If you follow our blog and webinar series, you know that trade show strategy is a big focus of our work. For one, it’s because we truly believe that a well-crafted, well-executed strategy is critical to maximizing trade show ROI.
Second, we’ve noticed that many B2B marketing strategies stop short at goal setting and lack the type of validation measures to justify the time and resource commitments therein.
Assuming you’ve jumped into 2020 with a trade show strategy in place, how can you guarantee that your plan is complete? Will it deliver sustained ROI?
Beyond setting goals and selecting events, what are the indicators of a complete trade show strategy? Start by asking these questions.
What will I learn?
Let’s assume that you’ve followed our advice and identified a minimum of one event per month for the next 12-months.
Remember, none of these events should be place-fillers; each presents a unique audience and opportunity to achieve your marketing goals.
It’s critical that every commitment of resources be understood not only in terms of ROI, but as an opportunity to learn. Testing, specifically A/B testing, is one of the easiest ways to learn about the effectiveness of trade show strategy plan.
At MEET, we typically recommend that our clients test the effectiveness of at least one of three areas at every trade show:
- Buyer persona
Have you identified the right persona?
- Value proposition
Are you using the right value proposition for this particular audience?
- Call to action
Does your call to action trigger high-quality prospects to self identify and opt-in amongst the sea of trade show participants?
We recommend performing these A/B tests by breaking down a full or multiple-day event into half-day segments. Test one assumption in the morning, and a different assumption in the afternoon.
For more on A/B testing, check out this post.
The goal of testing is to provide greater insight into which technique produced the most value. You can then use this knowledge to inform your trade show strategy for future engagements, hence adding significant depth to your overall marketing plan.
Orienting yourself toward learning is a simple and effective way to implement a feedback loop into your strategy, in turn ensuring consistent opportunities for iteration and improvement.
Who will lead?
The key to actualizing your trade show strategy is identifying who will take the lead at each event. Simply allocating staff to events (i.e. bodies to marketing goals) is unlikely to deliver sustained ROI, if any at all.

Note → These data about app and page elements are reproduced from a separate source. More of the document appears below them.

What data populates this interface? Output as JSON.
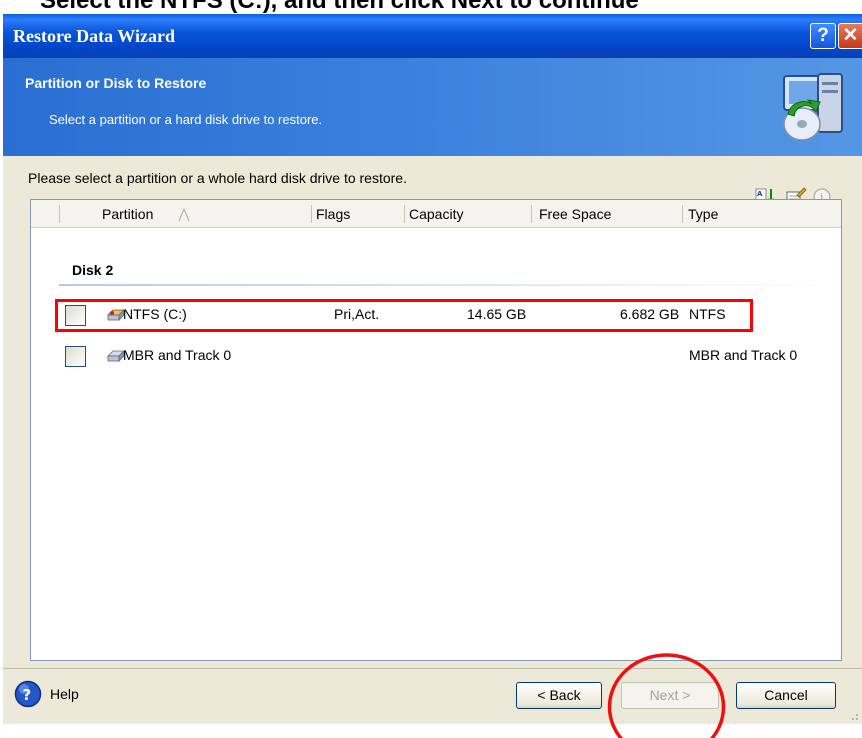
{
  "caption": {
    "text": "Select the NTFS (C:), and then click Next to continue"
  },
  "window": {
    "title": "Restore Data Wizard",
    "help_button": "?",
    "close_button": "✕"
  },
  "header": {
    "title": "Partition or Disk to Restore",
    "subtitle": "Select a partition or a hard disk drive to restore."
  },
  "content": {
    "instruction": "Please select a partition or a whole hard disk drive to restore.",
    "toolbar_icons": [
      "sort-icon",
      "properties-icon",
      "info-icon"
    ]
  },
  "table": {
    "columns": {
      "partition": "Partition",
      "flags": "Flags",
      "capacity": "Capacity",
      "free_space": "Free Space",
      "type": "Type"
    },
    "group": "Disk 2",
    "rows": [
      {
        "partition": "NTFS (C:)",
        "flags": "Pri,Act.",
        "capacity": "14.65 GB",
        "free_space": "6.682 GB",
        "type": "NTFS",
        "checked": false,
        "highlighted": true
      },
      {
        "partition": "MBR and Track 0",
        "flags": "",
        "capacity": "",
        "free_space": "",
        "type": "MBR and Track 0",
        "checked": false,
        "highlighted": false
      }
    ]
  },
  "footer": {
    "help_label": "Help",
    "back_label": "< Back",
    "next_label": "Next >",
    "cancel_label": "Cancel",
    "next_enabled": false
  },
  "colors": {
    "title_bar": "#0a56d8",
    "header_banner": "#3a80dc",
    "window_face": "#ece9d8",
    "annotation": "#ff0000"
  }
}
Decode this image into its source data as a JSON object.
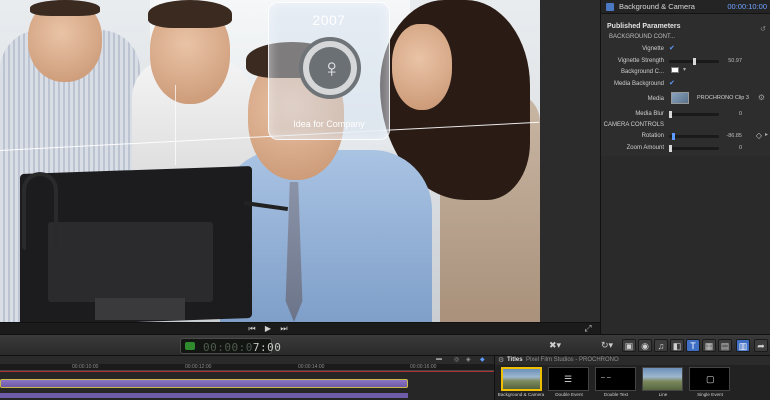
{
  "viewer": {
    "card_year": "2007",
    "card_title": "Idea for Company",
    "card_icon": "microphone-icon",
    "transport": {
      "prev": "⏮",
      "play": "▶",
      "next": "⏭"
    }
  },
  "inspector": {
    "title": "Background & Camera",
    "timecode": "00:00:10:00",
    "section": "Published Parameters",
    "rows": {
      "background_controls": "BACKGROUND CONT...",
      "vignette": "Vignette",
      "vignette_strength": "Vignette Strength",
      "vignette_strength_value": "50.97",
      "background_color": "Background C...",
      "media_background": "Media Background",
      "media": "Media",
      "media_name": "PROCHRONO Clip 3",
      "media_blur": "Media Blur",
      "media_blur_value": "0",
      "camera_controls": "CAMERA CONTROLS",
      "rotation": "Rotation",
      "rotation_value": "-86.85",
      "zoom_amount": "Zoom Amount",
      "zoom_amount_value": "0"
    }
  },
  "toolbar": {
    "timecode_dim": "00:00:0",
    "timecode_lit": "7:00"
  },
  "timeline": {
    "ticks": [
      "00:00:10:00",
      "00:00:12:00",
      "00:00:14:00",
      "00:00:16:00"
    ]
  },
  "browser": {
    "title": "Titles",
    "path": "Pixel Film Studios - PROCHRONO",
    "items": [
      {
        "label": "Background & Camera"
      },
      {
        "label": "Double Event"
      },
      {
        "label": "Double Text"
      },
      {
        "label": "Line"
      },
      {
        "label": "Single Event"
      }
    ]
  },
  "colors": {
    "accent": "#3f6fc4",
    "selection": "#f0c000",
    "timecode_green": "#2f8a2f",
    "clip_purple": "#6e5aa8"
  }
}
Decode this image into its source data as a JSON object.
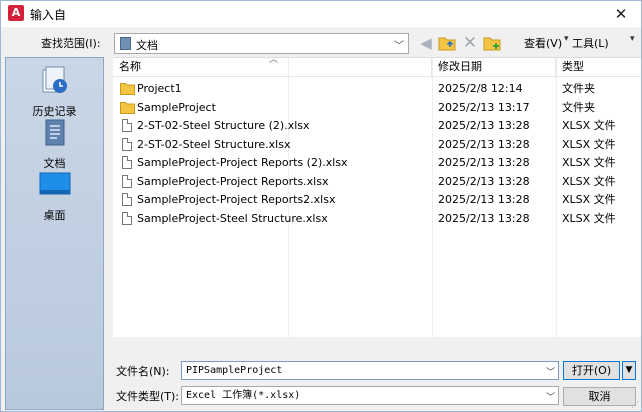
{
  "window": {
    "title": "输入自",
    "close_glyph": "✕",
    "app_icon_letter": "A"
  },
  "toolbar": {
    "lookin_label": "查找范围(I):",
    "lookin_value": "文档",
    "view_label": "查看(V)",
    "tools_label": "工具(L)"
  },
  "places": [
    {
      "label": "历史记录",
      "icon": "history-icon"
    },
    {
      "label": "文档",
      "icon": "documents-icon"
    },
    {
      "label": "桌面",
      "icon": "desktop-icon"
    }
  ],
  "columns": {
    "name": "名称",
    "date": "修改日期",
    "type": "类型"
  },
  "files": [
    {
      "name": "Project1",
      "date": "2025/2/8 12:14",
      "type": "文件夹",
      "kind": "folder"
    },
    {
      "name": "SampleProject",
      "date": "2025/2/13 13:17",
      "type": "文件夹",
      "kind": "folder"
    },
    {
      "name": "2-ST-02-Steel Structure (2).xlsx",
      "date": "2025/2/13 13:28",
      "type": "XLSX 文件",
      "kind": "file"
    },
    {
      "name": "2-ST-02-Steel Structure.xlsx",
      "date": "2025/2/13 13:28",
      "type": "XLSX 文件",
      "kind": "file"
    },
    {
      "name": "SampleProject-Project Reports (2).xlsx",
      "date": "2025/2/13 13:28",
      "type": "XLSX 文件",
      "kind": "file"
    },
    {
      "name": "SampleProject-Project Reports.xlsx",
      "date": "2025/2/13 13:28",
      "type": "XLSX 文件",
      "kind": "file"
    },
    {
      "name": "SampleProject-Project Reports2.xlsx",
      "date": "2025/2/13 13:28",
      "type": "XLSX 文件",
      "kind": "file"
    },
    {
      "name": "SampleProject-Steel Structure.xlsx",
      "date": "2025/2/13 13:28",
      "type": "XLSX 文件",
      "kind": "file"
    }
  ],
  "bottom": {
    "filename_label": "文件名(N):",
    "filename_value": "PIPSampleProject",
    "filetype_label": "文件类型(T):",
    "filetype_value": "Excel 工作簿(*.xlsx)",
    "open_label": "打开(O)",
    "cancel_label": "取消"
  },
  "colors": {
    "folder": "#f4c542",
    "places_bg": "#c9d6e6",
    "accent": "#0078d7"
  }
}
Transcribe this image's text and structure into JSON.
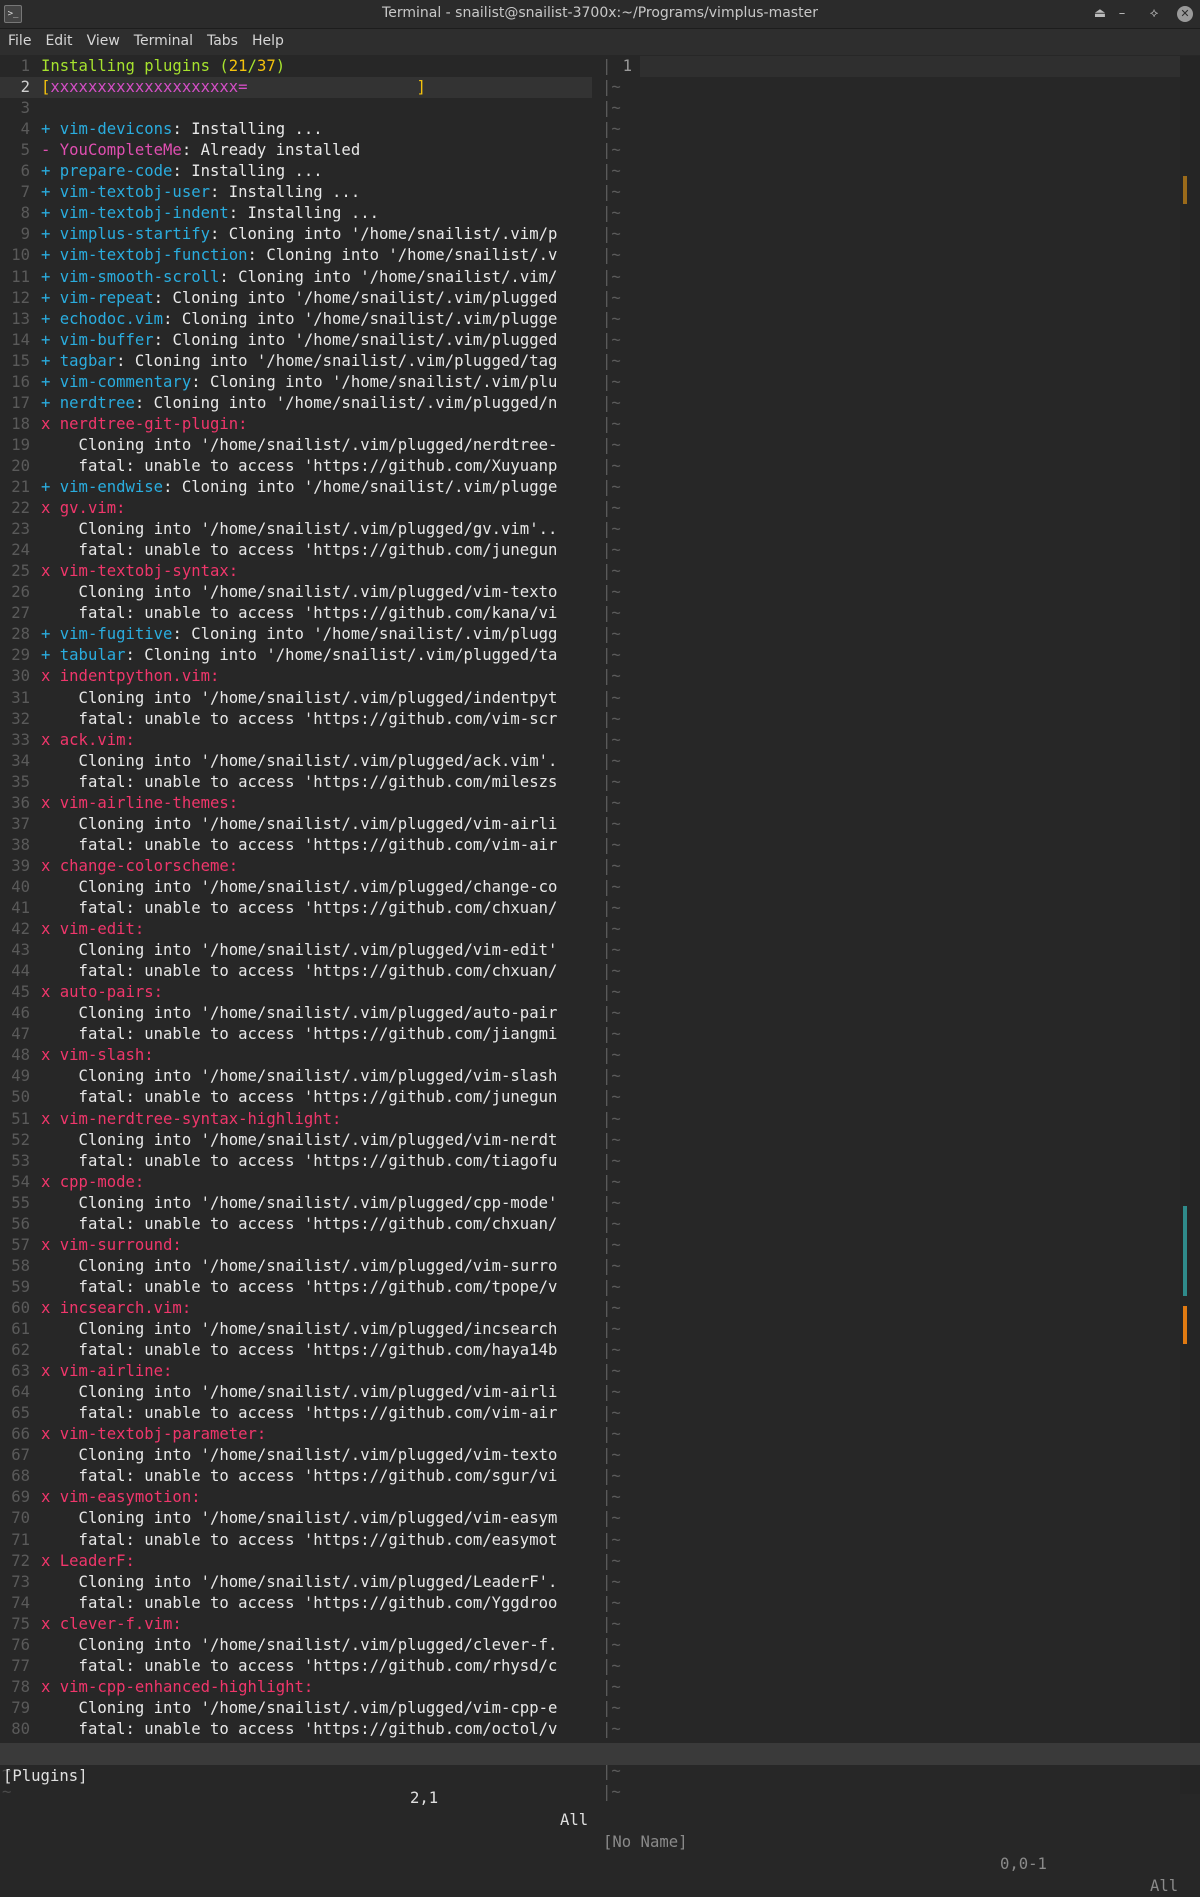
{
  "window": {
    "title": "Terminal - snailist@snailist-3700x:~/Programs/vimplus-master",
    "app_icon": ">_",
    "buttons": {
      "shade": "⏏",
      "minimize": "–",
      "maximize": "⟡",
      "close": "✕"
    }
  },
  "menu": [
    "File",
    "Edit",
    "View",
    "Terminal",
    "Tabs",
    "Help"
  ],
  "left_pane": {
    "lines": [
      {
        "n": "1",
        "segs": [
          [
            "Installing plugins (",
            "green"
          ],
          [
            "21",
            "c-bracket"
          ],
          [
            "/",
            "green"
          ],
          [
            "37",
            "c-bracket"
          ],
          [
            ")",
            "green"
          ]
        ]
      },
      {
        "n": "2",
        "cur": true,
        "segs": [
          [
            "[",
            "bracket"
          ],
          [
            "xxxxxxxxxxxxxxxxxxxx=",
            "bar"
          ],
          [
            "                  ",
            "text"
          ],
          [
            "]",
            "bracket"
          ]
        ]
      },
      {
        "n": "3",
        "segs": []
      },
      {
        "n": "4",
        "segs": [
          [
            "+ vim-devicons",
            "cyan"
          ],
          [
            ": Installing ...",
            "text"
          ]
        ]
      },
      {
        "n": "5",
        "segs": [
          [
            "- YouCompleteMe",
            "magenta"
          ],
          [
            ": Already installed",
            "text"
          ]
        ]
      },
      {
        "n": "6",
        "segs": [
          [
            "+ prepare-code",
            "cyan"
          ],
          [
            ": Installing ...",
            "text"
          ]
        ]
      },
      {
        "n": "7",
        "segs": [
          [
            "+ vim-textobj-user",
            "cyan"
          ],
          [
            ": Installing ...",
            "text"
          ]
        ]
      },
      {
        "n": "8",
        "segs": [
          [
            "+ vim-textobj-indent",
            "cyan"
          ],
          [
            ": Installing ...",
            "text"
          ]
        ]
      },
      {
        "n": "9",
        "segs": [
          [
            "+ vimplus-startify",
            "cyan"
          ],
          [
            ": Cloning into '/home/snailist/.vim/p",
            "text"
          ]
        ]
      },
      {
        "n": "10",
        "segs": [
          [
            "+ vim-textobj-function",
            "cyan"
          ],
          [
            ": Cloning into '/home/snailist/.v",
            "text"
          ]
        ]
      },
      {
        "n": "11",
        "segs": [
          [
            "+ vim-smooth-scroll",
            "cyan"
          ],
          [
            ": Cloning into '/home/snailist/.vim/",
            "text"
          ]
        ]
      },
      {
        "n": "12",
        "segs": [
          [
            "+ vim-repeat",
            "cyan"
          ],
          [
            ": Cloning into '/home/snailist/.vim/plugged",
            "text"
          ]
        ]
      },
      {
        "n": "13",
        "segs": [
          [
            "+ echodoc.vim",
            "cyan"
          ],
          [
            ": Cloning into '/home/snailist/.vim/plugge",
            "text"
          ]
        ]
      },
      {
        "n": "14",
        "segs": [
          [
            "+ vim-buffer",
            "cyan"
          ],
          [
            ": Cloning into '/home/snailist/.vim/plugged",
            "text"
          ]
        ]
      },
      {
        "n": "15",
        "segs": [
          [
            "+ tagbar",
            "cyan"
          ],
          [
            ": Cloning into '/home/snailist/.vim/plugged/tag",
            "text"
          ]
        ]
      },
      {
        "n": "16",
        "segs": [
          [
            "+ vim-commentary",
            "cyan"
          ],
          [
            ": Cloning into '/home/snailist/.vim/plu",
            "text"
          ]
        ]
      },
      {
        "n": "17",
        "segs": [
          [
            "+ nerdtree",
            "cyan"
          ],
          [
            ": Cloning into '/home/snailist/.vim/plugged/n",
            "text"
          ]
        ]
      },
      {
        "n": "18",
        "segs": [
          [
            "x nerdtree-git-plugin:",
            "red"
          ]
        ]
      },
      {
        "n": "19",
        "segs": [
          [
            "    Cloning into '/home/snailist/.vim/plugged/nerdtree-",
            "text"
          ]
        ]
      },
      {
        "n": "20",
        "segs": [
          [
            "    fatal: unable to access 'https://github.com/Xuyuanp",
            "text"
          ]
        ]
      },
      {
        "n": "21",
        "segs": [
          [
            "+ vim-endwise",
            "cyan"
          ],
          [
            ": Cloning into '/home/snailist/.vim/plugge",
            "text"
          ]
        ]
      },
      {
        "n": "22",
        "segs": [
          [
            "x gv.vim:",
            "red"
          ]
        ]
      },
      {
        "n": "23",
        "segs": [
          [
            "    Cloning into '/home/snailist/.vim/plugged/gv.vim'..",
            "text"
          ]
        ]
      },
      {
        "n": "24",
        "segs": [
          [
            "    fatal: unable to access 'https://github.com/junegun",
            "text"
          ]
        ]
      },
      {
        "n": "25",
        "segs": [
          [
            "x vim-textobj-syntax:",
            "red"
          ]
        ]
      },
      {
        "n": "26",
        "segs": [
          [
            "    Cloning into '/home/snailist/.vim/plugged/vim-texto",
            "text"
          ]
        ]
      },
      {
        "n": "27",
        "segs": [
          [
            "    fatal: unable to access 'https://github.com/kana/vi",
            "text"
          ]
        ]
      },
      {
        "n": "28",
        "segs": [
          [
            "+ vim-fugitive",
            "cyan"
          ],
          [
            ": Cloning into '/home/snailist/.vim/plugg",
            "text"
          ]
        ]
      },
      {
        "n": "29",
        "segs": [
          [
            "+ tabular",
            "cyan"
          ],
          [
            ": Cloning into '/home/snailist/.vim/plugged/ta",
            "text"
          ]
        ]
      },
      {
        "n": "30",
        "segs": [
          [
            "x indentpython.vim:",
            "red"
          ]
        ]
      },
      {
        "n": "31",
        "segs": [
          [
            "    Cloning into '/home/snailist/.vim/plugged/indentpyt",
            "text"
          ]
        ]
      },
      {
        "n": "32",
        "segs": [
          [
            "    fatal: unable to access 'https://github.com/vim-scr",
            "text"
          ]
        ]
      },
      {
        "n": "33",
        "segs": [
          [
            "x ack.vim:",
            "red"
          ]
        ]
      },
      {
        "n": "34",
        "segs": [
          [
            "    Cloning into '/home/snailist/.vim/plugged/ack.vim'.",
            "text"
          ]
        ]
      },
      {
        "n": "35",
        "segs": [
          [
            "    fatal: unable to access 'https://github.com/mileszs",
            "text"
          ]
        ]
      },
      {
        "n": "36",
        "segs": [
          [
            "x vim-airline-themes:",
            "red"
          ]
        ]
      },
      {
        "n": "37",
        "segs": [
          [
            "    Cloning into '/home/snailist/.vim/plugged/vim-airli",
            "text"
          ]
        ]
      },
      {
        "n": "38",
        "segs": [
          [
            "    fatal: unable to access 'https://github.com/vim-air",
            "text"
          ]
        ]
      },
      {
        "n": "39",
        "segs": [
          [
            "x change-colorscheme:",
            "red"
          ]
        ]
      },
      {
        "n": "40",
        "segs": [
          [
            "    Cloning into '/home/snailist/.vim/plugged/change-co",
            "text"
          ]
        ]
      },
      {
        "n": "41",
        "segs": [
          [
            "    fatal: unable to access 'https://github.com/chxuan/",
            "text"
          ]
        ]
      },
      {
        "n": "42",
        "segs": [
          [
            "x vim-edit:",
            "red"
          ]
        ]
      },
      {
        "n": "43",
        "segs": [
          [
            "    Cloning into '/home/snailist/.vim/plugged/vim-edit'",
            "text"
          ]
        ]
      },
      {
        "n": "44",
        "segs": [
          [
            "    fatal: unable to access 'https://github.com/chxuan/",
            "text"
          ]
        ]
      },
      {
        "n": "45",
        "segs": [
          [
            "x auto-pairs:",
            "red"
          ]
        ]
      },
      {
        "n": "46",
        "segs": [
          [
            "    Cloning into '/home/snailist/.vim/plugged/auto-pair",
            "text"
          ]
        ]
      },
      {
        "n": "47",
        "segs": [
          [
            "    fatal: unable to access 'https://github.com/jiangmi",
            "text"
          ]
        ]
      },
      {
        "n": "48",
        "segs": [
          [
            "x vim-slash:",
            "red"
          ]
        ]
      },
      {
        "n": "49",
        "segs": [
          [
            "    Cloning into '/home/snailist/.vim/plugged/vim-slash",
            "text"
          ]
        ]
      },
      {
        "n": "50",
        "segs": [
          [
            "    fatal: unable to access 'https://github.com/junegun",
            "text"
          ]
        ]
      },
      {
        "n": "51",
        "segs": [
          [
            "x vim-nerdtree-syntax-highlight:",
            "red"
          ]
        ]
      },
      {
        "n": "52",
        "segs": [
          [
            "    Cloning into '/home/snailist/.vim/plugged/vim-nerdt",
            "text"
          ]
        ]
      },
      {
        "n": "53",
        "segs": [
          [
            "    fatal: unable to access 'https://github.com/tiagofu",
            "text"
          ]
        ]
      },
      {
        "n": "54",
        "segs": [
          [
            "x cpp-mode:",
            "red"
          ]
        ]
      },
      {
        "n": "55",
        "segs": [
          [
            "    Cloning into '/home/snailist/.vim/plugged/cpp-mode'",
            "text"
          ]
        ]
      },
      {
        "n": "56",
        "segs": [
          [
            "    fatal: unable to access 'https://github.com/chxuan/",
            "text"
          ]
        ]
      },
      {
        "n": "57",
        "segs": [
          [
            "x vim-surround:",
            "red"
          ]
        ]
      },
      {
        "n": "58",
        "segs": [
          [
            "    Cloning into '/home/snailist/.vim/plugged/vim-surro",
            "text"
          ]
        ]
      },
      {
        "n": "59",
        "segs": [
          [
            "    fatal: unable to access 'https://github.com/tpope/v",
            "text"
          ]
        ]
      },
      {
        "n": "60",
        "segs": [
          [
            "x incsearch.vim:",
            "red"
          ]
        ]
      },
      {
        "n": "61",
        "segs": [
          [
            "    Cloning into '/home/snailist/.vim/plugged/incsearch",
            "text"
          ]
        ]
      },
      {
        "n": "62",
        "segs": [
          [
            "    fatal: unable to access 'https://github.com/haya14b",
            "text"
          ]
        ]
      },
      {
        "n": "63",
        "segs": [
          [
            "x vim-airline:",
            "red"
          ]
        ]
      },
      {
        "n": "64",
        "segs": [
          [
            "    Cloning into '/home/snailist/.vim/plugged/vim-airli",
            "text"
          ]
        ]
      },
      {
        "n": "65",
        "segs": [
          [
            "    fatal: unable to access 'https://github.com/vim-air",
            "text"
          ]
        ]
      },
      {
        "n": "66",
        "segs": [
          [
            "x vim-textobj-parameter:",
            "red"
          ]
        ]
      },
      {
        "n": "67",
        "segs": [
          [
            "    Cloning into '/home/snailist/.vim/plugged/vim-texto",
            "text"
          ]
        ]
      },
      {
        "n": "68",
        "segs": [
          [
            "    fatal: unable to access 'https://github.com/sgur/vi",
            "text"
          ]
        ]
      },
      {
        "n": "69",
        "segs": [
          [
            "x vim-easymotion:",
            "red"
          ]
        ]
      },
      {
        "n": "70",
        "segs": [
          [
            "    Cloning into '/home/snailist/.vim/plugged/vim-easym",
            "text"
          ]
        ]
      },
      {
        "n": "71",
        "segs": [
          [
            "    fatal: unable to access 'https://github.com/easymot",
            "text"
          ]
        ]
      },
      {
        "n": "72",
        "segs": [
          [
            "x LeaderF:",
            "red"
          ]
        ]
      },
      {
        "n": "73",
        "segs": [
          [
            "    Cloning into '/home/snailist/.vim/plugged/LeaderF'.",
            "text"
          ]
        ]
      },
      {
        "n": "74",
        "segs": [
          [
            "    fatal: unable to access 'https://github.com/Yggdroo",
            "text"
          ]
        ]
      },
      {
        "n": "75",
        "segs": [
          [
            "x clever-f.vim:",
            "red"
          ]
        ]
      },
      {
        "n": "76",
        "segs": [
          [
            "    Cloning into '/home/snailist/.vim/plugged/clever-f.",
            "text"
          ]
        ]
      },
      {
        "n": "77",
        "segs": [
          [
            "    fatal: unable to access 'https://github.com/rhysd/c",
            "text"
          ]
        ]
      },
      {
        "n": "78",
        "segs": [
          [
            "x vim-cpp-enhanced-highlight:",
            "red"
          ]
        ]
      },
      {
        "n": "79",
        "segs": [
          [
            "    Cloning into '/home/snailist/.vim/plugged/vim-cpp-e",
            "text"
          ]
        ]
      },
      {
        "n": "80",
        "segs": [
          [
            "    fatal: unable to access 'https://github.com/octol/v",
            "text"
          ]
        ]
      }
    ],
    "filler_rows": 3,
    "filler_char": "~"
  },
  "separator": {
    "char": "|",
    "right_filler": "~"
  },
  "right_pane": {
    "line_number": "1"
  },
  "status": {
    "left_name": "[Plugins]",
    "left_pos": "2,1",
    "left_pct": "All",
    "right_name": "[No Name]",
    "right_pos": "0,0-1",
    "right_pct": "All"
  },
  "colors": {
    "green": "#a6e22e",
    "cyan": "#2aaddf",
    "magenta": "#e04fb1",
    "red": "#f0366b",
    "bracket": "#f4c20d",
    "bar": "#d44ec6",
    "text": "#e8e8e8"
  },
  "minimap_colors": [
    "#9a6a1a",
    "#2f8a8a",
    "#2f8a8a",
    "#e07a12"
  ]
}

Identifying a leader for each event in your plan and viewing these responsibilities as professional development opportunities is an important indicator of a well-crafted plan.
At MEET, we emphasize the importance of event staff training and preparation prior to each event. That means ensuring that team members know their roles and responsibilities and understand how their unique function, whether it’s prospect identification, engagement or enrollment, contributes to the team’s larger goals.
For more on how to prepare your event team for success, check out this post: Help Your Event Team Help You.
Identifying one onsite leader for each event is a great first step. Developing a curriculum for team orientations, and a schedule for multiple pre-event engagements is also important for encouraging shared ownership and clean lines of communication.
Finally, focusing on leadership helps build sustainability as the next generation of leaders is developed.
What’s the best indicator of a complete trade show strategy plan? The answer is never letting it hit the shelf.
Because whether your bailiwick is marketing, sales, communications, or partnerships, every measure of success boils down to an accountable process. Building opportunities for testing and training will get you there.
For more on how to ensure trade show success in 2020, check out our recent webinar on this topic. To check out all of MEET’s webinar content on how to successfully scale your company in the U.S. market, subscribe to our YouTube Channel.
MEET (meetroi.com) helps international B2B growth companies soft-land and scale in the U.S. through trade shows and in-person events. MEET’s processes help its clients ramp-up sales quickly and maintain a steady stream of high-quality prospects going forward. Contact Bill Kenney for a no-obligation conversation: email@example.com or +1 (860) 573–4821.